What is required: Omit the images. Copy each entry word for word.

Data provided:

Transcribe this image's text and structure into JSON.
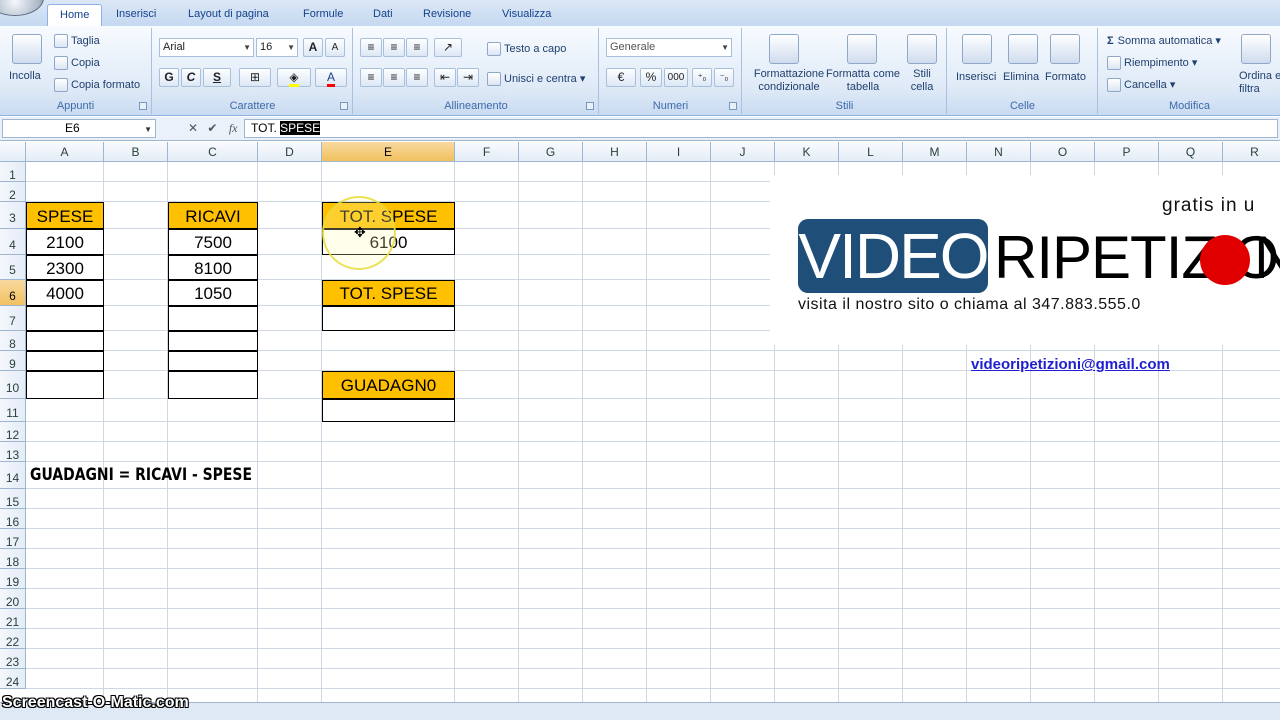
{
  "tabs": [
    "Home",
    "Inserisci",
    "Layout di pagina",
    "Formule",
    "Dati",
    "Revisione",
    "Visualizza"
  ],
  "ribbon": {
    "appunti": {
      "label": "Appunti",
      "paste": "Incolla",
      "cut": "Taglia",
      "copy": "Copia",
      "format_painter": "Copia formato"
    },
    "carattere": {
      "label": "Carattere",
      "font": "Arial",
      "size": "16",
      "bold": "G",
      "italic": "C",
      "underline": "S",
      "grow": "A",
      "shrink": "A",
      "color": "A"
    },
    "allineamento": {
      "label": "Allineamento",
      "wrap": "Testo a capo",
      "merge": "Unisci e centra"
    },
    "numeri": {
      "label": "Numeri",
      "format": "Generale",
      "percent": "%",
      "thousands": "000"
    },
    "stili": {
      "label": "Stili",
      "cond_format": "Formattazione condizionale",
      "table_format": "Formatta come tabella",
      "cell_styles": "Stili cella"
    },
    "celle": {
      "label": "Celle",
      "insert": "Inserisci",
      "delete": "Elimina",
      "format": "Formato"
    },
    "modifica": {
      "label": "Modifica",
      "autosum": "Somma automatica",
      "fill": "Riempimento",
      "clear": "Cancella",
      "sort": "Ordina e filtra"
    }
  },
  "formula_bar": {
    "name_box": "E6",
    "fx": "fx",
    "content_plain": "TOT. ",
    "content_selected": "SPESE"
  },
  "columns": [
    "A",
    "B",
    "C",
    "D",
    "E",
    "F",
    "G",
    "H",
    "I",
    "J",
    "K",
    "L",
    "M",
    "N",
    "O",
    "P",
    "Q",
    "R"
  ],
  "rows": [
    "1",
    "2",
    "3",
    "4",
    "5",
    "6",
    "7",
    "8",
    "9",
    "10",
    "11",
    "12",
    "13",
    "14",
    "15",
    "16",
    "17",
    "18",
    "19",
    "20",
    "21",
    "22",
    "23",
    "24"
  ],
  "cells": {
    "A3": "SPESE",
    "A4": "2100",
    "A5": "2300",
    "A6": "4000",
    "C3": "RICAVI",
    "C4": "7500",
    "C5": "8100",
    "C6": "1050",
    "E3": "TOT. SPESE",
    "E4": "6100",
    "E6": "TOT. SPESE",
    "E10": "GUADAGN0",
    "A14": "GUADAGNI = RICAVI - SPESE"
  },
  "logo": {
    "tagline": "gratis in u",
    "video": "VIDEO",
    "ripetizio": "RIPETIZIO",
    "n": "N",
    "contact": "visita il nostro sito o chiama al 347.883.555.0",
    "email": "videoripetizioni@gmail.com"
  },
  "watermark": "Screencast-O-Matic.com",
  "colors": {
    "header_fill": "#ffc000",
    "logo_blue": "#1f4e79",
    "logo_red": "#e00000"
  }
}
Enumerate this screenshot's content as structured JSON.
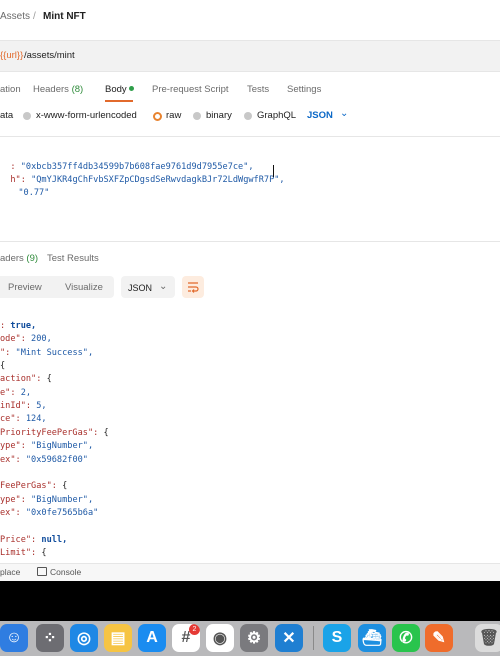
{
  "breadcrumb": {
    "parent": "Assets",
    "separator": "/",
    "current": "Mint NFT"
  },
  "url": {
    "variable": "{{url}}",
    "path": "/assets/mint"
  },
  "request_tabs": {
    "authorization": "ation",
    "headers": "Headers",
    "headers_count": "(8)",
    "body": "Body",
    "pre_request": "Pre-request Script",
    "tests": "Tests",
    "settings": "Settings"
  },
  "body_types": {
    "form_data": "ata",
    "urlencoded": "x-www-form-urlencoded",
    "raw": "raw",
    "binary": "binary",
    "graphql": "GraphQL",
    "format": "JSON"
  },
  "request_body": {
    "line1_key": ":",
    "line1_value": "\"0xbcb357ff4db34599b7b608fae9761d9d7955e7ce\",",
    "line2_key": "h\":",
    "line2_value": "\"QmYJKR4gChFvbSXFZpCDgsdSeRwvdagkBJr72LdWgwfR7P\",",
    "line3_value": "\"0.77\""
  },
  "response_tabs": {
    "headers": "aders",
    "headers_count": "(9)",
    "test_results": "Test Results"
  },
  "response_toolbar": {
    "preview": "Preview",
    "visualize": "Visualize",
    "format": "JSON"
  },
  "response_body": [
    {
      "key": ":",
      "val": " true,",
      "vclass": "b"
    },
    {
      "key": "ode\":",
      "val": " 200,",
      "vclass": "n"
    },
    {
      "key": "\":",
      "val": " \"Mint Success\",",
      "vclass": "s"
    },
    {
      "key": "",
      "val": "{",
      "vclass": "p"
    },
    {
      "key": "action\":",
      "val": " {",
      "vclass": "p"
    },
    {
      "key": "e\":",
      "val": " 2,",
      "vclass": "n"
    },
    {
      "key": "inId\":",
      "val": " 5,",
      "vclass": "n"
    },
    {
      "key": "ce\":",
      "val": " 124,",
      "vclass": "n"
    },
    {
      "key": "PriorityFeePerGas\":",
      "val": " {",
      "vclass": "p"
    },
    {
      "key": "ype\":",
      "val": " \"BigNumber\",",
      "vclass": "s"
    },
    {
      "key": "ex\":",
      "val": " \"0x59682f00\"",
      "vclass": "s"
    },
    {
      "key": "",
      "val": "",
      "vclass": "p"
    },
    {
      "key": "FeePerGas\":",
      "val": " {",
      "vclass": "p"
    },
    {
      "key": "ype\":",
      "val": " \"BigNumber\",",
      "vclass": "s"
    },
    {
      "key": "ex\":",
      "val": " \"0x0fe7565b6a\"",
      "vclass": "s"
    },
    {
      "key": "",
      "val": "",
      "vclass": "p"
    },
    {
      "key": "Price\":",
      "val": " null,",
      "vclass": "b"
    },
    {
      "key": "Limit\":",
      "val": " {",
      "vclass": "p"
    }
  ],
  "status_bar": {
    "replace": "place",
    "console": "Console"
  },
  "dock": {
    "icons": [
      {
        "name": "finder-icon",
        "color": "#2f7de1"
      },
      {
        "name": "launchpad-icon",
        "color": "#6d6d72"
      },
      {
        "name": "safari-icon",
        "color": "#1e88e5"
      },
      {
        "name": "notes-icon",
        "color": "#f6c443"
      },
      {
        "name": "app-store-icon",
        "color": "#1a8cf0"
      },
      {
        "name": "slack-icon",
        "color": "#ffffff"
      },
      {
        "name": "chrome-icon",
        "color": "#ffffff"
      },
      {
        "name": "system-settings-icon",
        "color": "#7a7a7e"
      },
      {
        "name": "vscode-icon",
        "color": "#1f7fd2"
      },
      {
        "name": "skype-icon",
        "color": "#1aa3e8"
      },
      {
        "name": "docker-icon",
        "color": "#1d8fe0"
      },
      {
        "name": "whatsapp-icon",
        "color": "#29c44d"
      },
      {
        "name": "postman-icon",
        "color": "#ef6c2b"
      },
      {
        "name": "trash-icon",
        "color": "#dcdcdc"
      }
    ],
    "slack_badge": "2"
  }
}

Worked solution:
Transcribe this image's text and structure into JSON.
{
  "tabs": [
    "Home",
    "Inserisci",
    "Layout di pagina",
    "Formule",
    "Dati",
    "Revisione",
    "Visualizza"
  ],
  "ribbon": {
    "appunti": {
      "label": "Appunti",
      "paste": "Incolla",
      "cut": "Taglia",
      "copy": "Copia",
      "format_painter": "Copia formato"
    },
    "carattere": {
      "label": "Carattere",
      "font": "Arial",
      "size": "16",
      "bold": "G",
      "italic": "C",
      "underline": "S",
      "grow": "A",
      "shrink": "A",
      "color": "A"
    },
    "allineamento": {
      "label": "Allineamento",
      "wrap": "Testo a capo",
      "merge": "Unisci e centra"
    },
    "numeri": {
      "label": "Numeri",
      "format": "Generale",
      "percent": "%",
      "thousands": "000"
    },
    "stili": {
      "label": "Stili",
      "cond_format": "Formattazione condizionale",
      "table_format": "Formatta come tabella",
      "cell_styles": "Stili cella"
    },
    "celle": {
      "label": "Celle",
      "insert": "Inserisci",
      "delete": "Elimina",
      "format": "Formato"
    },
    "modifica": {
      "label": "Modifica",
      "autosum": "Somma automatica",
      "fill": "Riempimento",
      "clear": "Cancella",
      "sort": "Ordina e filtra"
    }
  },
  "formula_bar": {
    "name_box": "E6",
    "fx": "fx",
    "content_plain": "TOT. ",
    "content_selected": "SPESE"
  },
  "columns": [
    "A",
    "B",
    "C",
    "D",
    "E",
    "F",
    "G",
    "H",
    "I",
    "J",
    "K",
    "L",
    "M",
    "N",
    "O",
    "P",
    "Q",
    "R"
  ],
  "rows": [
    "1",
    "2",
    "3",
    "4",
    "5",
    "6",
    "7",
    "8",
    "9",
    "10",
    "11",
    "12",
    "13",
    "14",
    "15",
    "16",
    "17",
    "18",
    "19",
    "20",
    "21",
    "22",
    "23",
    "24"
  ],
  "cells": {
    "A3": "SPESE",
    "A4": "2100",
    "A5": "2300",
    "A6": "4000",
    "C3": "RICAVI",
    "C4": "7500",
    "C5": "8100",
    "C6": "1050",
    "E3": "TOT. SPESE",
    "E4": "6100",
    "E6": "TOT. SPESE",
    "E10": "GUADAGN0",
    "A14": "GUADAGNI = RICAVI - SPESE"
  },
  "logo": {
    "tagline": "gratis in u",
    "video": "VIDEO",
    "ripetizio": "RIPETIZIO",
    "n": "N",
    "contact": "visita il nostro sito o chiama al 347.883.555.0",
    "email": "videoripetizioni@gmail.com"
  },
  "watermark": "Screencast-O-Matic.com",
  "colors": {
    "header_fill": "#ffc000",
    "logo_blue": "#1f4e79",
    "logo_red": "#e00000"
  }
}
Enumerate this screenshot's content as structured JSON.
{
  "breadcrumb": {
    "parent": "Assets",
    "separator": "/",
    "current": "Mint NFT"
  },
  "url": {
    "variable": "{{url}}",
    "path": "/assets/mint"
  },
  "request_tabs": {
    "authorization": "ation",
    "headers": "Headers",
    "headers_count": "(8)",
    "body": "Body",
    "pre_request": "Pre-request Script",
    "tests": "Tests",
    "settings": "Settings"
  },
  "body_types": {
    "form_data": "ata",
    "urlencoded": "x-www-form-urlencoded",
    "raw": "raw",
    "binary": "binary",
    "graphql": "GraphQL",
    "format": "JSON"
  },
  "request_body": {
    "line1_key": ":",
    "line1_value": "\"0xbcb357ff4db34599b7b608fae9761d9d7955e7ce\",",
    "line2_key": "h\":",
    "line2_value": "\"QmYJKR4gChFvbSXFZpCDgsdSeRwvdagkBJr72LdWgwfR7P\",",
    "line3_value": "\"0.77\""
  },
  "response_tabs": {
    "headers": "aders",
    "headers_count": "(9)",
    "test_results": "Test Results"
  },
  "response_toolbar": {
    "preview": "Preview",
    "visualize": "Visualize",
    "format": "JSON"
  },
  "response_body": [
    {
      "key": ":",
      "val": " true,",
      "vclass": "b"
    },
    {
      "key": "ode\":",
      "val": " 200,",
      "vclass": "n"
    },
    {
      "key": "\":",
      "val": " \"Mint Success\",",
      "vclass": "s"
    },
    {
      "key": "",
      "val": "{",
      "vclass": "p"
    },
    {
      "key": "action\":",
      "val": " {",
      "vclass": "p"
    },
    {
      "key": "e\":",
      "val": " 2,",
      "vclass": "n"
    },
    {
      "key": "inId\":",
      "val": " 5,",
      "vclass": "n"
    },
    {
      "key": "ce\":",
      "val": " 124,",
      "vclass": "n"
    },
    {
      "key": "PriorityFeePerGas\":",
      "val": " {",
      "vclass": "p"
    },
    {
      "key": "ype\":",
      "val": " \"BigNumber\",",
      "vclass": "s"
    },
    {
      "key": "ex\":",
      "val": " \"0x59682f00\"",
      "vclass": "s"
    },
    {
      "key": "",
      "val": "",
      "vclass": "p"
    },
    {
      "key": "FeePerGas\":",
      "val": " {",
      "vclass": "p"
    },
    {
      "key": "ype\":",
      "val": " \"BigNumber\",",
      "vclass": "s"
    },
    {
      "key": "ex\":",
      "val": " \"0x0fe7565b6a\"",
      "vclass": "s"
    },
    {
      "key": "",
      "val": "",
      "vclass": "p"
    },
    {
      "key": "Price\":",
      "val": " null,",
      "vclass": "b"
    },
    {
      "key": "Limit\":",
      "val": " {",
      "vclass": "p"
    }
  ],
  "status_bar": {
    "replace": "place",
    "console": "Console"
  },
  "dock": {
    "icons": [
      {
        "name": "finder-icon",
        "color": "#2f7de1"
      },
      {
        "name": "launchpad-icon",
        "color": "#6d6d72"
      },
      {
        "name": "safari-icon",
        "color": "#1e88e5"
      },
      {
        "name": "notes-icon",
        "color": "#f6c443"
      },
      {
        "name": "app-store-icon",
        "color": "#1a8cf0"
      },
      {
        "name": "slack-icon",
        "color": "#ffffff"
      },
      {
        "name": "chrome-icon",
        "color": "#ffffff"
      },
      {
        "name": "system-settings-icon",
        "color": "#7a7a7e"
      },
      {
        "name": "vscode-icon",
        "color": "#1f7fd2"
      },
      {
        "name": "skype-icon",
        "color": "#1aa3e8"
      },
      {
        "name": "docker-icon",
        "color": "#1d8fe0"
      },
      {
        "name": "whatsapp-icon",
        "color": "#29c44d"
      },
      {
        "name": "postman-icon",
        "color": "#ef6c2b"
      },
      {
        "name": "trash-icon",
        "color": "#dcdcdc"
      }
    ],
    "slack_badge": "2"
  }
}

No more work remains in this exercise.